┌──

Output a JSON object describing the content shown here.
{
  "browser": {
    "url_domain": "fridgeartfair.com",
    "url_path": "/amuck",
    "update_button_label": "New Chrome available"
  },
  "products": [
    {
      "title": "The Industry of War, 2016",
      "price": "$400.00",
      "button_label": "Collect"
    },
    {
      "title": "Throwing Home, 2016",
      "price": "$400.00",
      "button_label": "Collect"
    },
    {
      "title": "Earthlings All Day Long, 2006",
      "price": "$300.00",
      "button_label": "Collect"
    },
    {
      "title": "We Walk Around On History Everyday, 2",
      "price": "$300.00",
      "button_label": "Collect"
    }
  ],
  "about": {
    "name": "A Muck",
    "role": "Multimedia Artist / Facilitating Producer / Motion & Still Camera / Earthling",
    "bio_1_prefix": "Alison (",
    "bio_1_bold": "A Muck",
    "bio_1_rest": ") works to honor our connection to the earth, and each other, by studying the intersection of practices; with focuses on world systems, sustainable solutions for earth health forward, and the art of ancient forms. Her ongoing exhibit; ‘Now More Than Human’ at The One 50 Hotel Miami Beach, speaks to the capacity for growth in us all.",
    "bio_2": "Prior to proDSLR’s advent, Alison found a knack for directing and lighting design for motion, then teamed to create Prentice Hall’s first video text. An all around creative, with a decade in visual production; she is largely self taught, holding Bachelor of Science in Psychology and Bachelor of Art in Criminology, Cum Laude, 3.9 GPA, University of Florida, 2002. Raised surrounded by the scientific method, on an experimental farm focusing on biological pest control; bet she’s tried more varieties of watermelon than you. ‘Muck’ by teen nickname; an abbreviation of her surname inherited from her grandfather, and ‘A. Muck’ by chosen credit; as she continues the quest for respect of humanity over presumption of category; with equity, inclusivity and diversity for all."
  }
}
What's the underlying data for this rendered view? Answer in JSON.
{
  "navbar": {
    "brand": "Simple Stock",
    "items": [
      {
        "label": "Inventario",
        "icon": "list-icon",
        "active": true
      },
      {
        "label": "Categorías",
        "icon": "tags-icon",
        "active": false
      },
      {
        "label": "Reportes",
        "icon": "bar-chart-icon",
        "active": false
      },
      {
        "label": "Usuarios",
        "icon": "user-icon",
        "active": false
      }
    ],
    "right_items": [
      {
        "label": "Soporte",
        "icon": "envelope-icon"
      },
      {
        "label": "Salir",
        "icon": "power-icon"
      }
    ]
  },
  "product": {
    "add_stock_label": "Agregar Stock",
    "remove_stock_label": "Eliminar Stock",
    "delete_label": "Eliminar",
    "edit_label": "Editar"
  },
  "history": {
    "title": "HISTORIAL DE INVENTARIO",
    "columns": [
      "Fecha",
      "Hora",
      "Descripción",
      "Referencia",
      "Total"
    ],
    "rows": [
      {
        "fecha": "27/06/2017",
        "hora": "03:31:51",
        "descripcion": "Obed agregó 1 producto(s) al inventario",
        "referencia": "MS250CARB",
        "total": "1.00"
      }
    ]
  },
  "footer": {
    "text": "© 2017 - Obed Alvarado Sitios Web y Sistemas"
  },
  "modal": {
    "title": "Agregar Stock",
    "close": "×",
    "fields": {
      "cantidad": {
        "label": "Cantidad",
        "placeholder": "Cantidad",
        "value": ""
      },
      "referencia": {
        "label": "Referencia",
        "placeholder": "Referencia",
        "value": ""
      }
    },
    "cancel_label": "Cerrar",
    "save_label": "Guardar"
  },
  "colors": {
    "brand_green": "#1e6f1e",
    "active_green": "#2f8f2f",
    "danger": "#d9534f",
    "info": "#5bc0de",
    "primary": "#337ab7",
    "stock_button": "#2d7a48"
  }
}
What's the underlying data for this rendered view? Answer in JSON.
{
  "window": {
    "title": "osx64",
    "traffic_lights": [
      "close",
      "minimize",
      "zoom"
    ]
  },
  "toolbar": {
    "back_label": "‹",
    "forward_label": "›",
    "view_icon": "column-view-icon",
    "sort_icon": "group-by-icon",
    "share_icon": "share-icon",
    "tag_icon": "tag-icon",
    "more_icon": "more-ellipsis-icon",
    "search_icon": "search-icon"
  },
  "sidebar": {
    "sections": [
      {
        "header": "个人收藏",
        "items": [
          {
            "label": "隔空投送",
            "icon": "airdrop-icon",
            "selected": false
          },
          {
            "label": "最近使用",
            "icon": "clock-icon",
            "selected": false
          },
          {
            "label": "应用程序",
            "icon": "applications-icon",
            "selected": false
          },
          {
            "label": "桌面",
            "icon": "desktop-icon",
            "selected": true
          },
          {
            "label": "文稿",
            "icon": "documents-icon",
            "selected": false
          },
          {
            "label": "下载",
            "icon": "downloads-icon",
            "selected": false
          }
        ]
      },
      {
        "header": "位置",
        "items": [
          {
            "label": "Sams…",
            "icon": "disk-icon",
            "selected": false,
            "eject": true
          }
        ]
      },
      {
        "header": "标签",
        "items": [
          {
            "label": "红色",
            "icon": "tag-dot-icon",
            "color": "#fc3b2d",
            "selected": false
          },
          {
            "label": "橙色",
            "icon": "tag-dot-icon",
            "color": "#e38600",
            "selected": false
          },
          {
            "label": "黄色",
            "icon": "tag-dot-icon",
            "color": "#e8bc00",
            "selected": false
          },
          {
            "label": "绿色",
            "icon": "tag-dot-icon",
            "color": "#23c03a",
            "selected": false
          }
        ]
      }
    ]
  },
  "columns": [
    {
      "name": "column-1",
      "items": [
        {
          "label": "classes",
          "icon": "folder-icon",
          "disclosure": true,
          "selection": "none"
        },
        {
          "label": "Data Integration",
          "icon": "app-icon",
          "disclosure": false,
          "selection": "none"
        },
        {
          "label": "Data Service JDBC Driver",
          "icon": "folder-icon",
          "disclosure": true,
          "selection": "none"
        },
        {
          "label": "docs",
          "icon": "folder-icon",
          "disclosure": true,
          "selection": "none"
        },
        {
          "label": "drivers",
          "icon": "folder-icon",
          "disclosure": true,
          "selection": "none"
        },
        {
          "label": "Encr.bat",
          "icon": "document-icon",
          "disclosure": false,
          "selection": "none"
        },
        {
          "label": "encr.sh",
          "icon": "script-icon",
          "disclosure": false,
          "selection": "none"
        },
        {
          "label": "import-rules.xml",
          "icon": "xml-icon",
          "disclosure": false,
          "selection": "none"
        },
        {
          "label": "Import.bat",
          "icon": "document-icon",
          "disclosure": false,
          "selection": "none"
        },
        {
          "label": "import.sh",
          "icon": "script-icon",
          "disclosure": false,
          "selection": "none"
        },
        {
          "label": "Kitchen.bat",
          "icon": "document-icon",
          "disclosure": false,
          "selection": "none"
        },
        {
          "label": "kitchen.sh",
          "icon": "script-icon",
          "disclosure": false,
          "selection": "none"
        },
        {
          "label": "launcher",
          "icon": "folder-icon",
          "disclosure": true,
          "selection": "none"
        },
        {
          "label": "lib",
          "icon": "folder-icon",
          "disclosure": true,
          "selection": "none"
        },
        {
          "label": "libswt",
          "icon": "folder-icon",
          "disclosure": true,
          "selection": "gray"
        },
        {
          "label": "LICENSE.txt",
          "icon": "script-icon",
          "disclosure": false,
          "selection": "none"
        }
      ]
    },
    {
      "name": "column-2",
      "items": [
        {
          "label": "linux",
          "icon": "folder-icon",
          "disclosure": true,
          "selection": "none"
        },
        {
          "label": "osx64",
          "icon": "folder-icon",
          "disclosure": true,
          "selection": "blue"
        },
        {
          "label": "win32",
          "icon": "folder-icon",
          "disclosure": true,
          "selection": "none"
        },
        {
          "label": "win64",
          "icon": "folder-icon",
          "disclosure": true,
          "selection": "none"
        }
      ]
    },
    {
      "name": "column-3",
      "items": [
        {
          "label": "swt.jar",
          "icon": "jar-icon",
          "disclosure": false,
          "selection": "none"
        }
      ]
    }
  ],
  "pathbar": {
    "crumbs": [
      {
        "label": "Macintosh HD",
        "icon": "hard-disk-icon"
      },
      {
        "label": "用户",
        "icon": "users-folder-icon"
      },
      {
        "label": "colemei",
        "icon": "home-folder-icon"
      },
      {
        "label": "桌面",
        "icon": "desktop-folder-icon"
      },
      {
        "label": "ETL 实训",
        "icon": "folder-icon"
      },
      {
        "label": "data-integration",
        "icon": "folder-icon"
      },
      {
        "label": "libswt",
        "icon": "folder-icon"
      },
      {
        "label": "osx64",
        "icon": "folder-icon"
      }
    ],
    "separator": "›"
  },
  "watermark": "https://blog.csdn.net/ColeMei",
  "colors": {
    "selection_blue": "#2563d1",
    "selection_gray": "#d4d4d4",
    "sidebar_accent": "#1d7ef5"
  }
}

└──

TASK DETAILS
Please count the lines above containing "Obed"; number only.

SOLUTION FOR THIS PROBLEM
2